44 44 40 40 28 20 16 4 4
N. Wozniak (Maffra) ............ (2) 32 L. Durkin (Moe)................... (9) 30 L. Wright (Leon) ................. (3) 28 J. Somers (Warr) ................ (6) 28 P. Yates (Moe) ..................... (3) 23 R. Loprese (Trar)................. (1) 21 M. Duncan (Morwell) .......... (0) 21 B. Davidson (Leon) ............. (0) 17 J. Piper (Morwell) ............... (0) 16 L. Talbot (Maffra) ................ (0) 16
THIRDS LADDER W L D
Leongatha ...14 1 Traralgon ....13 2 Moe ......... 12 3 Maffra........10 5 Bairnsdale ...9 6 Drouin ............4 11 Wonthaggi......4 11 Warragul ........3 12 Morwell ..........3 12 Sale ................3 12
0 0 0 0 0 0 0 0 0 0
395.50 464.59 278.46 107.82 113.01 50.00 28.87 41.52 38.10 37.56
56 52 48 40 36 16 16 12 12 12
GOALKICKERS C. Olden (Leon) ................... (0) 44 A. McLaren (Bairns) ............ (6) 39 J. Van Iwaarden (Trar)......... (3) 36 R. Anderson (Moe) ............. (1) 36 H. Willaton (Trar) ................ (2) 27 L. Michie (Moe)................... (0) 26 H. Prestidge (Moe) .............. (3) 25 L. Carman (Maffra) ............. (0) 24 L. Scott (Leon) .................... (0) 23 J. Patullo (Leon) ................. (0) 22
FOURTHS LADDER W L D
Moe ..........15 0 Traralgon ....13 2 Bairnsdale ..10 5 Warragul .....9 6 Maffra.........9 6 Leongatha ......8 7 Sale ................6 9 Wonthaggi......3 12 Morwell ..........1 14 Drouin ............1 14
0 0 0 0 0 0 0 0 0 0
726.97 517.45 87.27 134.53 104.61 120.61 105.02 46.52 22.07 15.84
60 52 40 36 36 32 24 12 4 4

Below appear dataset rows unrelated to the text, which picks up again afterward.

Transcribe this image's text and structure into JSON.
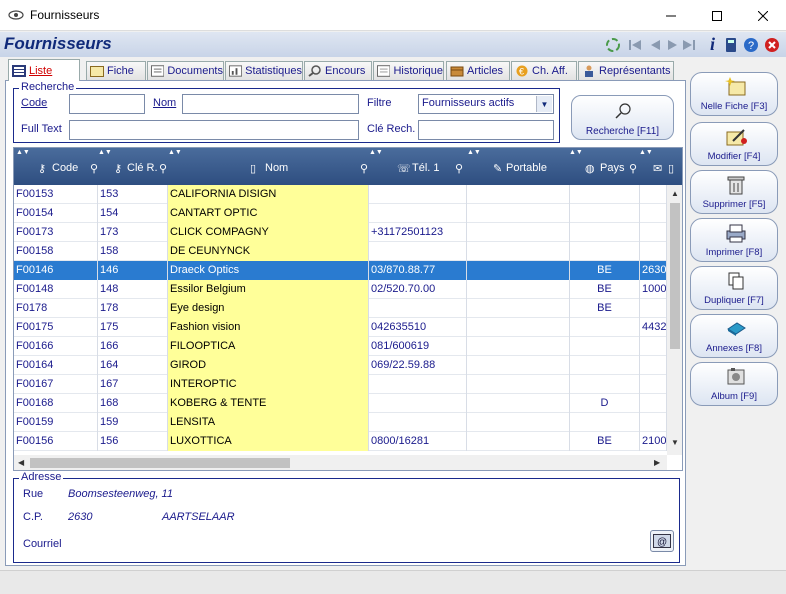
{
  "window": {
    "title": "Fournisseurs",
    "minimize": "—",
    "maximize": "☐",
    "close": "✕"
  },
  "header": {
    "title": "Fournisseurs",
    "info": "i"
  },
  "tabs": [
    {
      "label": "Liste",
      "active": true
    },
    {
      "label": "Fiche"
    },
    {
      "label": "Documents"
    },
    {
      "label": "Statistiques"
    },
    {
      "label": "Encours"
    },
    {
      "label": "Historique"
    },
    {
      "label": "Articles"
    },
    {
      "label": "Ch. Aff."
    },
    {
      "label": "Représentants"
    }
  ],
  "search": {
    "group_label": "Recherche",
    "code_label": "Code",
    "code_value": "",
    "nom_label": "Nom",
    "nom_value": "",
    "filtre_label": "Filtre",
    "filtre_value": "Fournisseurs actifs",
    "fulltext_label": "Full Text",
    "fulltext_value": "",
    "clerech_label": "Clé Rech.",
    "clerech_value": "",
    "button_label": "Recherche [F11]"
  },
  "grid": {
    "columns": [
      "Code",
      "Clé R.",
      "Nom",
      "Tél. 1",
      "Portable",
      "Pays"
    ],
    "rows": [
      {
        "code": "F00153",
        "cle": "153",
        "nom": "CALIFORNIA DISIGN",
        "tel": "",
        "port": "",
        "pays": "",
        "extra": ""
      },
      {
        "code": "F00154",
        "cle": "154",
        "nom": "CANTART OPTIC",
        "tel": "",
        "port": "",
        "pays": "",
        "extra": ""
      },
      {
        "code": "F00173",
        "cle": "173",
        "nom": "CLICK COMPAGNY",
        "tel": "+31172501123",
        "port": "",
        "pays": "",
        "extra": ""
      },
      {
        "code": "F00158",
        "cle": "158",
        "nom": "DE CEUNYNCK",
        "tel": "",
        "port": "",
        "pays": "",
        "extra": ""
      },
      {
        "code": "F00146",
        "cle": "146",
        "nom": "Draeck Optics",
        "tel": "03/870.88.77",
        "port": "",
        "pays": "BE",
        "extra": "2630",
        "selected": true
      },
      {
        "code": "F00148",
        "cle": "148",
        "nom": "Essilor Belgium",
        "tel": "02/520.70.00",
        "port": "",
        "pays": "BE",
        "extra": "1000"
      },
      {
        "code": "F0178",
        "cle": "178",
        "nom": "Eye design",
        "tel": "",
        "port": "",
        "pays": "BE",
        "extra": ""
      },
      {
        "code": "F00175",
        "cle": "175",
        "nom": "Fashion vision",
        "tel": "042635510",
        "port": "",
        "pays": "",
        "extra": "4432"
      },
      {
        "code": "F00166",
        "cle": "166",
        "nom": "FILOOPTICA",
        "tel": "081/600619",
        "port": "",
        "pays": "",
        "extra": ""
      },
      {
        "code": "F00164",
        "cle": "164",
        "nom": "GIROD",
        "tel": "069/22.59.88",
        "port": "",
        "pays": "",
        "extra": ""
      },
      {
        "code": "F00167",
        "cle": "167",
        "nom": "INTEROPTIC",
        "tel": "",
        "port": "",
        "pays": "",
        "extra": ""
      },
      {
        "code": "F00168",
        "cle": "168",
        "nom": "KOBERG & TENTE",
        "tel": "",
        "port": "",
        "pays": "D",
        "extra": ""
      },
      {
        "code": "F00159",
        "cle": "159",
        "nom": "LENSITA",
        "tel": "",
        "port": "",
        "pays": "",
        "extra": ""
      },
      {
        "code": "F00156",
        "cle": "156",
        "nom": "LUXOTTICA",
        "tel": "0800/16281",
        "port": "",
        "pays": "BE",
        "extra": "2100"
      }
    ]
  },
  "address": {
    "group_label": "Adresse",
    "rue_label": "Rue",
    "rue_value": "Boomsesteenweg, 11",
    "cp_label": "C.P.",
    "cp_value": "2630",
    "city_value": "AARTSELAAR",
    "courriel_label": "Courriel",
    "courriel_value": ""
  },
  "sidebar": [
    {
      "label": "Nelle Fiche [F3]",
      "icon": "new-file-icon"
    },
    {
      "label": "Modifier [F4]",
      "icon": "edit-icon"
    },
    {
      "label": "Supprimer [F5]",
      "icon": "trash-icon"
    },
    {
      "label": "Imprimer [F8]",
      "icon": "printer-icon"
    },
    {
      "label": "Dupliquer [F7]",
      "icon": "duplicate-icon"
    },
    {
      "label": "Annexes [F8]",
      "icon": "attachment-icon"
    },
    {
      "label": "Album [F9]",
      "icon": "album-icon"
    }
  ],
  "colors": {
    "accent": "#102a7a",
    "selection": "#2a7bd0",
    "name_column": "#ffff99",
    "active_tab_text": "#d00000"
  }
}
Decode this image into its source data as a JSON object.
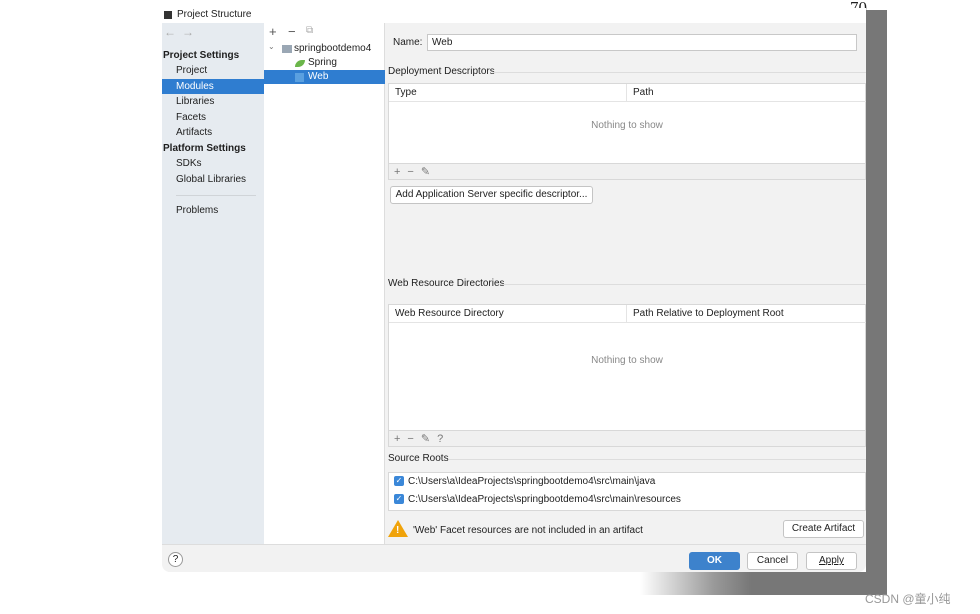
{
  "page_number": "70",
  "watermark": "CSDN @童小纯",
  "window": {
    "title": "Project Structure"
  },
  "sidebar": {
    "back": "←",
    "forward": "→",
    "project_settings": "Project Settings",
    "items": [
      "Project",
      "Modules",
      "Libraries",
      "Facets",
      "Artifacts"
    ],
    "platform_settings": "Platform Settings",
    "platform_items": [
      "SDKs",
      "Global Libraries"
    ],
    "problems": "Problems",
    "selected": "Modules"
  },
  "tree": {
    "toolbar": [
      "+",
      "−",
      "⧉"
    ],
    "root": "springbootdemo4",
    "children": [
      "Spring",
      "Web"
    ],
    "selected": "Web"
  },
  "main": {
    "name_label": "Name:",
    "name_value": "Web",
    "deployment": {
      "title": "Deployment Descriptors",
      "columns": [
        "Type",
        "Path"
      ],
      "empty": "Nothing to show",
      "toolbar": "+−✎",
      "add_button": "Add Application Server specific descriptor..."
    },
    "web_resources": {
      "title": "Web Resource Directories",
      "columns": [
        "Web Resource Directory",
        "Path Relative to Deployment Root"
      ],
      "empty": "Nothing to show",
      "toolbar": "+−✎?"
    },
    "source_roots": {
      "title": "Source Roots",
      "items": [
        {
          "path": "C:\\Users\\a\\IdeaProjects\\springbootdemo4\\src\\main\\java",
          "checked": true
        },
        {
          "path": "C:\\Users\\a\\IdeaProjects\\springbootdemo4\\src\\main\\resources",
          "checked": true
        }
      ]
    },
    "warning": "'Web' Facet resources are not included in an artifact",
    "create_artifact": "Create Artifact"
  },
  "buttons": {
    "help": "?",
    "ok": "OK",
    "cancel": "Cancel",
    "apply": "Apply"
  },
  "colors": {
    "accent": "#2f7dd0",
    "ok": "#3d82cc",
    "warning": "#f0a30a"
  }
}
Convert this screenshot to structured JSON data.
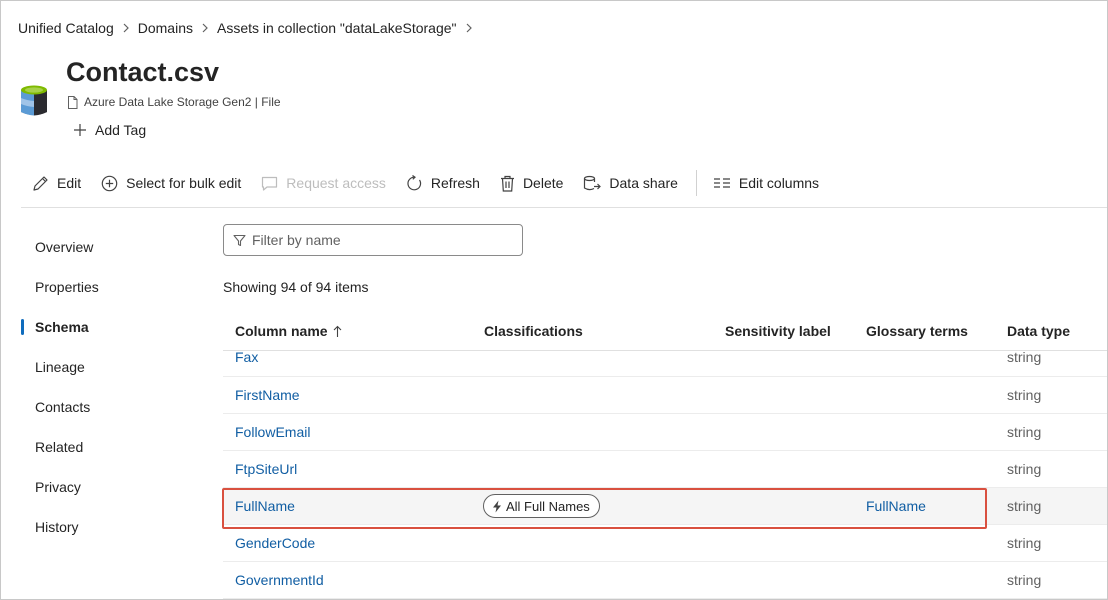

GOALKICKERS M. Luckie (Trar) .................. (4) 37 B. Maslen (Moe) ................. (3) 33 J. Ziino (Sale) ...................... (0) 32 H. Kellow (Bairns) ............... (2) 29 H. Neocleous (Trar) ............. (1) 27 R. Taws (Moe)..................... (4) 26 M. McGannon (Leon) .......... (6) 26 R. Baldi (Moe) ..................... (3) 24 B. Bundle (Warr) ................. (1) 22 L. Noble (Trar)..................... (0) 22 I. Copland (Trar) .................. (2) 22 F. Phillips (Warr) ................. (2) 22
PAGE 56 - “THE STAR” Tuesday, August 8, 2017